Record set
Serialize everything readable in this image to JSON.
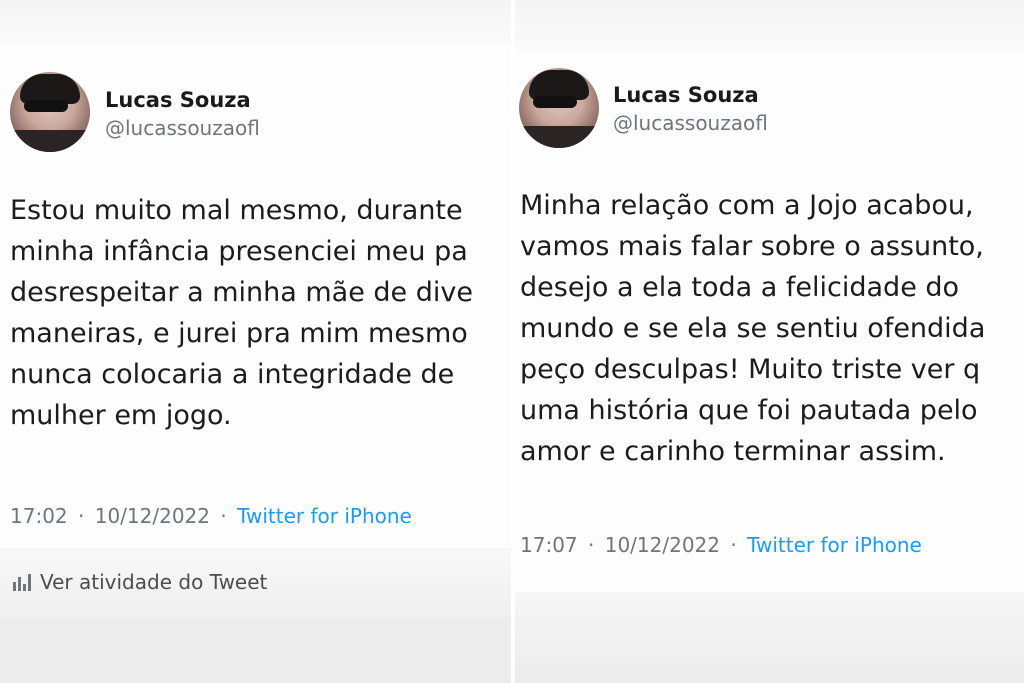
{
  "left_tweet": {
    "author_name": "Lucas Souza",
    "author_handle": "@lucassouzaofl",
    "text_lines": [
      "Estou muito mal mesmo, durante",
      "minha infância presenciei meu pa",
      "desrespeitar a minha mãe de dive",
      "maneiras, e jurei pra mim mesmo",
      "nunca colocaria a integridade de",
      "mulher em jogo."
    ],
    "time": "17:02",
    "date": "10/12/2022",
    "separator": "·",
    "source": "Twitter for iPhone",
    "activity_label": "Ver atividade do Tweet",
    "activity_icon": "stats-icon"
  },
  "right_tweet": {
    "author_name": "Lucas Souza",
    "author_handle": "@lucassouzaofl",
    "text_lines": [
      "Minha relação com a Jojo acabou,",
      "vamos mais falar sobre o assunto,",
      "desejo a ela toda a felicidade do",
      "mundo e se ela se sentiu ofendida",
      "peço desculpas! Muito triste ver q",
      "uma história que foi pautada pelo",
      "amor e carinho terminar assim."
    ],
    "time": "17:07",
    "date": "10/12/2022",
    "separator": "·",
    "source": "Twitter for iPhone"
  },
  "colors": {
    "link": "#1d9bf0",
    "secondary_text": "#6e767d",
    "primary_text": "#1c1c1c"
  }
}
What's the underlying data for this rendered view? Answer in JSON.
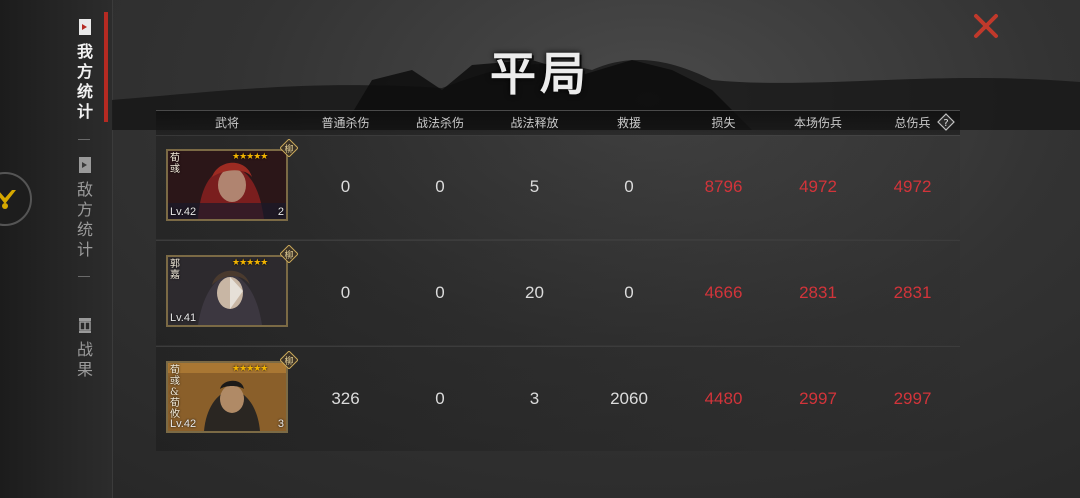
{
  "title": "平局",
  "sidebar": {
    "items": [
      {
        "label": [
          "我",
          "方",
          "统",
          "计"
        ],
        "icon": "our-stats-icon",
        "active": true
      },
      {
        "label": [
          "敌",
          "方",
          "统",
          "计"
        ],
        "icon": "enemy-stats-icon",
        "active": false
      },
      {
        "label": [
          "战",
          "果"
        ],
        "icon": "battle-result-icon",
        "active": false
      }
    ]
  },
  "table": {
    "headers": [
      "武将",
      "普通杀伤",
      "战法杀伤",
      "战法释放",
      "救援",
      "损失",
      "本场伤兵",
      "总伤兵"
    ],
    "rows": [
      {
        "general": {
          "name": "荀彧",
          "level": "Lv.42",
          "rank": "2",
          "stars": "★★★★★",
          "emblem": "柳"
        },
        "values": [
          "0",
          "0",
          "5",
          "0",
          "8796",
          "4972",
          "4972"
        ]
      },
      {
        "general": {
          "name": "郭嘉",
          "level": "Lv.41",
          "rank": "",
          "stars": "★★★★★",
          "emblem": "柳"
        },
        "values": [
          "0",
          "0",
          "20",
          "0",
          "4666",
          "2831",
          "2831"
        ]
      },
      {
        "general": {
          "name": "荀彧&荀攸",
          "level": "Lv.42",
          "rank": "3",
          "stars": "★★★★★",
          "emblem": "柳"
        },
        "values": [
          "326",
          "0",
          "3",
          "2060",
          "4480",
          "2997",
          "2997"
        ]
      }
    ]
  },
  "colors": {
    "loss_red": "#d2343a",
    "accent_red": "#b52a22",
    "star_gold": "#f2b400"
  },
  "icons": {
    "close": "close-icon",
    "help": "help-icon"
  }
}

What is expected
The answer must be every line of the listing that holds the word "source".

Output of the exercise
    "source": "Twitter for iPhone",
    "source": "Twitter for iPhone"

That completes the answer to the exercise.